THE PROBLEM: For this exercise, print the listing below exactly, without its pictures.
*** Opening of INFORMATION GIVEN ***
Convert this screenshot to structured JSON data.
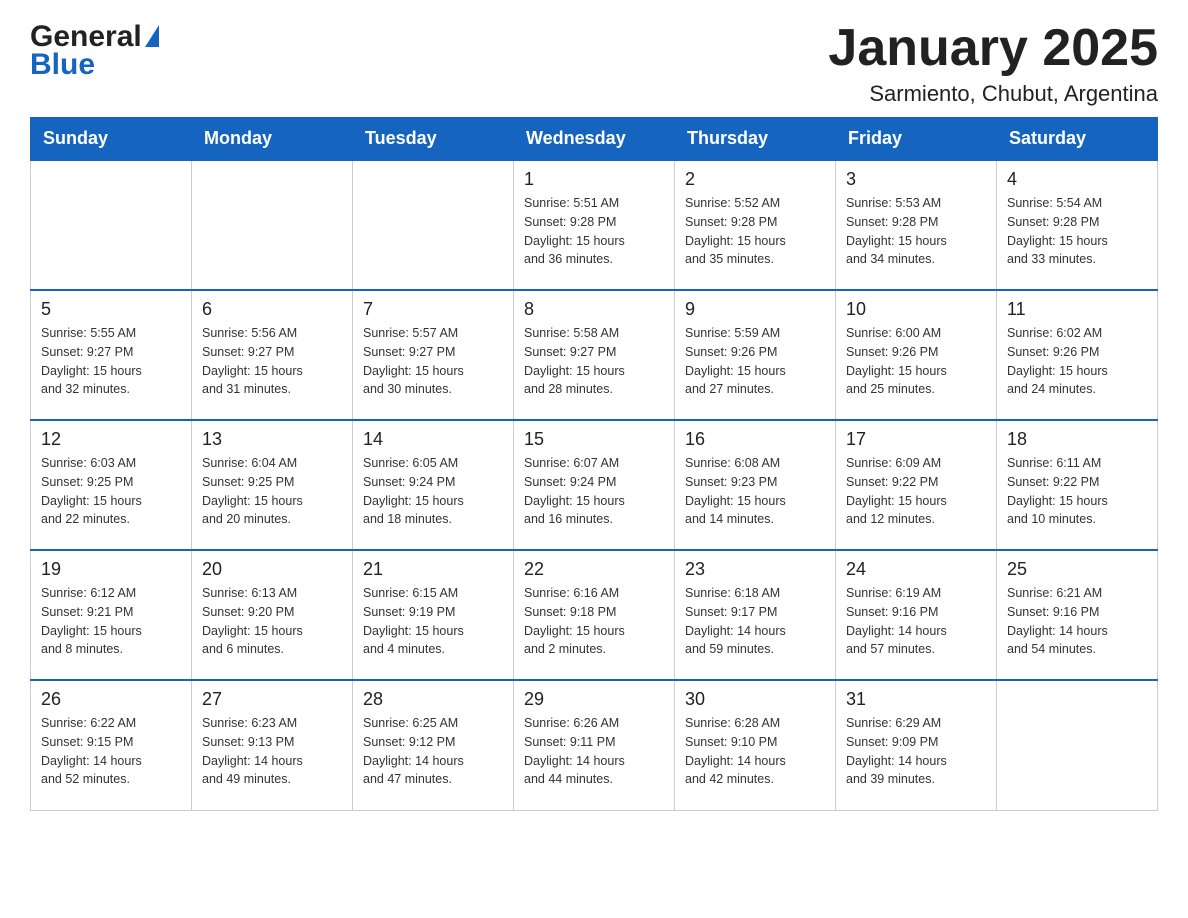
{
  "header": {
    "title": "January 2025",
    "subtitle": "Sarmiento, Chubut, Argentina"
  },
  "logo": {
    "general": "General",
    "blue": "Blue"
  },
  "weekdays": [
    "Sunday",
    "Monday",
    "Tuesday",
    "Wednesday",
    "Thursday",
    "Friday",
    "Saturday"
  ],
  "weeks": [
    [
      {
        "day": "",
        "info": ""
      },
      {
        "day": "",
        "info": ""
      },
      {
        "day": "",
        "info": ""
      },
      {
        "day": "1",
        "info": "Sunrise: 5:51 AM\nSunset: 9:28 PM\nDaylight: 15 hours\nand 36 minutes."
      },
      {
        "day": "2",
        "info": "Sunrise: 5:52 AM\nSunset: 9:28 PM\nDaylight: 15 hours\nand 35 minutes."
      },
      {
        "day": "3",
        "info": "Sunrise: 5:53 AM\nSunset: 9:28 PM\nDaylight: 15 hours\nand 34 minutes."
      },
      {
        "day": "4",
        "info": "Sunrise: 5:54 AM\nSunset: 9:28 PM\nDaylight: 15 hours\nand 33 minutes."
      }
    ],
    [
      {
        "day": "5",
        "info": "Sunrise: 5:55 AM\nSunset: 9:27 PM\nDaylight: 15 hours\nand 32 minutes."
      },
      {
        "day": "6",
        "info": "Sunrise: 5:56 AM\nSunset: 9:27 PM\nDaylight: 15 hours\nand 31 minutes."
      },
      {
        "day": "7",
        "info": "Sunrise: 5:57 AM\nSunset: 9:27 PM\nDaylight: 15 hours\nand 30 minutes."
      },
      {
        "day": "8",
        "info": "Sunrise: 5:58 AM\nSunset: 9:27 PM\nDaylight: 15 hours\nand 28 minutes."
      },
      {
        "day": "9",
        "info": "Sunrise: 5:59 AM\nSunset: 9:26 PM\nDaylight: 15 hours\nand 27 minutes."
      },
      {
        "day": "10",
        "info": "Sunrise: 6:00 AM\nSunset: 9:26 PM\nDaylight: 15 hours\nand 25 minutes."
      },
      {
        "day": "11",
        "info": "Sunrise: 6:02 AM\nSunset: 9:26 PM\nDaylight: 15 hours\nand 24 minutes."
      }
    ],
    [
      {
        "day": "12",
        "info": "Sunrise: 6:03 AM\nSunset: 9:25 PM\nDaylight: 15 hours\nand 22 minutes."
      },
      {
        "day": "13",
        "info": "Sunrise: 6:04 AM\nSunset: 9:25 PM\nDaylight: 15 hours\nand 20 minutes."
      },
      {
        "day": "14",
        "info": "Sunrise: 6:05 AM\nSunset: 9:24 PM\nDaylight: 15 hours\nand 18 minutes."
      },
      {
        "day": "15",
        "info": "Sunrise: 6:07 AM\nSunset: 9:24 PM\nDaylight: 15 hours\nand 16 minutes."
      },
      {
        "day": "16",
        "info": "Sunrise: 6:08 AM\nSunset: 9:23 PM\nDaylight: 15 hours\nand 14 minutes."
      },
      {
        "day": "17",
        "info": "Sunrise: 6:09 AM\nSunset: 9:22 PM\nDaylight: 15 hours\nand 12 minutes."
      },
      {
        "day": "18",
        "info": "Sunrise: 6:11 AM\nSunset: 9:22 PM\nDaylight: 15 hours\nand 10 minutes."
      }
    ],
    [
      {
        "day": "19",
        "info": "Sunrise: 6:12 AM\nSunset: 9:21 PM\nDaylight: 15 hours\nand 8 minutes."
      },
      {
        "day": "20",
        "info": "Sunrise: 6:13 AM\nSunset: 9:20 PM\nDaylight: 15 hours\nand 6 minutes."
      },
      {
        "day": "21",
        "info": "Sunrise: 6:15 AM\nSunset: 9:19 PM\nDaylight: 15 hours\nand 4 minutes."
      },
      {
        "day": "22",
        "info": "Sunrise: 6:16 AM\nSunset: 9:18 PM\nDaylight: 15 hours\nand 2 minutes."
      },
      {
        "day": "23",
        "info": "Sunrise: 6:18 AM\nSunset: 9:17 PM\nDaylight: 14 hours\nand 59 minutes."
      },
      {
        "day": "24",
        "info": "Sunrise: 6:19 AM\nSunset: 9:16 PM\nDaylight: 14 hours\nand 57 minutes."
      },
      {
        "day": "25",
        "info": "Sunrise: 6:21 AM\nSunset: 9:16 PM\nDaylight: 14 hours\nand 54 minutes."
      }
    ],
    [
      {
        "day": "26",
        "info": "Sunrise: 6:22 AM\nSunset: 9:15 PM\nDaylight: 14 hours\nand 52 minutes."
      },
      {
        "day": "27",
        "info": "Sunrise: 6:23 AM\nSunset: 9:13 PM\nDaylight: 14 hours\nand 49 minutes."
      },
      {
        "day": "28",
        "info": "Sunrise: 6:25 AM\nSunset: 9:12 PM\nDaylight: 14 hours\nand 47 minutes."
      },
      {
        "day": "29",
        "info": "Sunrise: 6:26 AM\nSunset: 9:11 PM\nDaylight: 14 hours\nand 44 minutes."
      },
      {
        "day": "30",
        "info": "Sunrise: 6:28 AM\nSunset: 9:10 PM\nDaylight: 14 hours\nand 42 minutes."
      },
      {
        "day": "31",
        "info": "Sunrise: 6:29 AM\nSunset: 9:09 PM\nDaylight: 14 hours\nand 39 minutes."
      },
      {
        "day": "",
        "info": ""
      }
    ]
  ]
}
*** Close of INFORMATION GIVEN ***
REPLY TO THE EXERCISE:
Convert this screenshot to structured JSON data.
{
  "header": {
    "title": "January 2025",
    "subtitle": "Sarmiento, Chubut, Argentina"
  },
  "logo": {
    "general": "General",
    "blue": "Blue"
  },
  "weekdays": [
    "Sunday",
    "Monday",
    "Tuesday",
    "Wednesday",
    "Thursday",
    "Friday",
    "Saturday"
  ],
  "weeks": [
    [
      {
        "day": "",
        "info": ""
      },
      {
        "day": "",
        "info": ""
      },
      {
        "day": "",
        "info": ""
      },
      {
        "day": "1",
        "info": "Sunrise: 5:51 AM\nSunset: 9:28 PM\nDaylight: 15 hours\nand 36 minutes."
      },
      {
        "day": "2",
        "info": "Sunrise: 5:52 AM\nSunset: 9:28 PM\nDaylight: 15 hours\nand 35 minutes."
      },
      {
        "day": "3",
        "info": "Sunrise: 5:53 AM\nSunset: 9:28 PM\nDaylight: 15 hours\nand 34 minutes."
      },
      {
        "day": "4",
        "info": "Sunrise: 5:54 AM\nSunset: 9:28 PM\nDaylight: 15 hours\nand 33 minutes."
      }
    ],
    [
      {
        "day": "5",
        "info": "Sunrise: 5:55 AM\nSunset: 9:27 PM\nDaylight: 15 hours\nand 32 minutes."
      },
      {
        "day": "6",
        "info": "Sunrise: 5:56 AM\nSunset: 9:27 PM\nDaylight: 15 hours\nand 31 minutes."
      },
      {
        "day": "7",
        "info": "Sunrise: 5:57 AM\nSunset: 9:27 PM\nDaylight: 15 hours\nand 30 minutes."
      },
      {
        "day": "8",
        "info": "Sunrise: 5:58 AM\nSunset: 9:27 PM\nDaylight: 15 hours\nand 28 minutes."
      },
      {
        "day": "9",
        "info": "Sunrise: 5:59 AM\nSunset: 9:26 PM\nDaylight: 15 hours\nand 27 minutes."
      },
      {
        "day": "10",
        "info": "Sunrise: 6:00 AM\nSunset: 9:26 PM\nDaylight: 15 hours\nand 25 minutes."
      },
      {
        "day": "11",
        "info": "Sunrise: 6:02 AM\nSunset: 9:26 PM\nDaylight: 15 hours\nand 24 minutes."
      }
    ],
    [
      {
        "day": "12",
        "info": "Sunrise: 6:03 AM\nSunset: 9:25 PM\nDaylight: 15 hours\nand 22 minutes."
      },
      {
        "day": "13",
        "info": "Sunrise: 6:04 AM\nSunset: 9:25 PM\nDaylight: 15 hours\nand 20 minutes."
      },
      {
        "day": "14",
        "info": "Sunrise: 6:05 AM\nSunset: 9:24 PM\nDaylight: 15 hours\nand 18 minutes."
      },
      {
        "day": "15",
        "info": "Sunrise: 6:07 AM\nSunset: 9:24 PM\nDaylight: 15 hours\nand 16 minutes."
      },
      {
        "day": "16",
        "info": "Sunrise: 6:08 AM\nSunset: 9:23 PM\nDaylight: 15 hours\nand 14 minutes."
      },
      {
        "day": "17",
        "info": "Sunrise: 6:09 AM\nSunset: 9:22 PM\nDaylight: 15 hours\nand 12 minutes."
      },
      {
        "day": "18",
        "info": "Sunrise: 6:11 AM\nSunset: 9:22 PM\nDaylight: 15 hours\nand 10 minutes."
      }
    ],
    [
      {
        "day": "19",
        "info": "Sunrise: 6:12 AM\nSunset: 9:21 PM\nDaylight: 15 hours\nand 8 minutes."
      },
      {
        "day": "20",
        "info": "Sunrise: 6:13 AM\nSunset: 9:20 PM\nDaylight: 15 hours\nand 6 minutes."
      },
      {
        "day": "21",
        "info": "Sunrise: 6:15 AM\nSunset: 9:19 PM\nDaylight: 15 hours\nand 4 minutes."
      },
      {
        "day": "22",
        "info": "Sunrise: 6:16 AM\nSunset: 9:18 PM\nDaylight: 15 hours\nand 2 minutes."
      },
      {
        "day": "23",
        "info": "Sunrise: 6:18 AM\nSunset: 9:17 PM\nDaylight: 14 hours\nand 59 minutes."
      },
      {
        "day": "24",
        "info": "Sunrise: 6:19 AM\nSunset: 9:16 PM\nDaylight: 14 hours\nand 57 minutes."
      },
      {
        "day": "25",
        "info": "Sunrise: 6:21 AM\nSunset: 9:16 PM\nDaylight: 14 hours\nand 54 minutes."
      }
    ],
    [
      {
        "day": "26",
        "info": "Sunrise: 6:22 AM\nSunset: 9:15 PM\nDaylight: 14 hours\nand 52 minutes."
      },
      {
        "day": "27",
        "info": "Sunrise: 6:23 AM\nSunset: 9:13 PM\nDaylight: 14 hours\nand 49 minutes."
      },
      {
        "day": "28",
        "info": "Sunrise: 6:25 AM\nSunset: 9:12 PM\nDaylight: 14 hours\nand 47 minutes."
      },
      {
        "day": "29",
        "info": "Sunrise: 6:26 AM\nSunset: 9:11 PM\nDaylight: 14 hours\nand 44 minutes."
      },
      {
        "day": "30",
        "info": "Sunrise: 6:28 AM\nSunset: 9:10 PM\nDaylight: 14 hours\nand 42 minutes."
      },
      {
        "day": "31",
        "info": "Sunrise: 6:29 AM\nSunset: 9:09 PM\nDaylight: 14 hours\nand 39 minutes."
      },
      {
        "day": "",
        "info": ""
      }
    ]
  ]
}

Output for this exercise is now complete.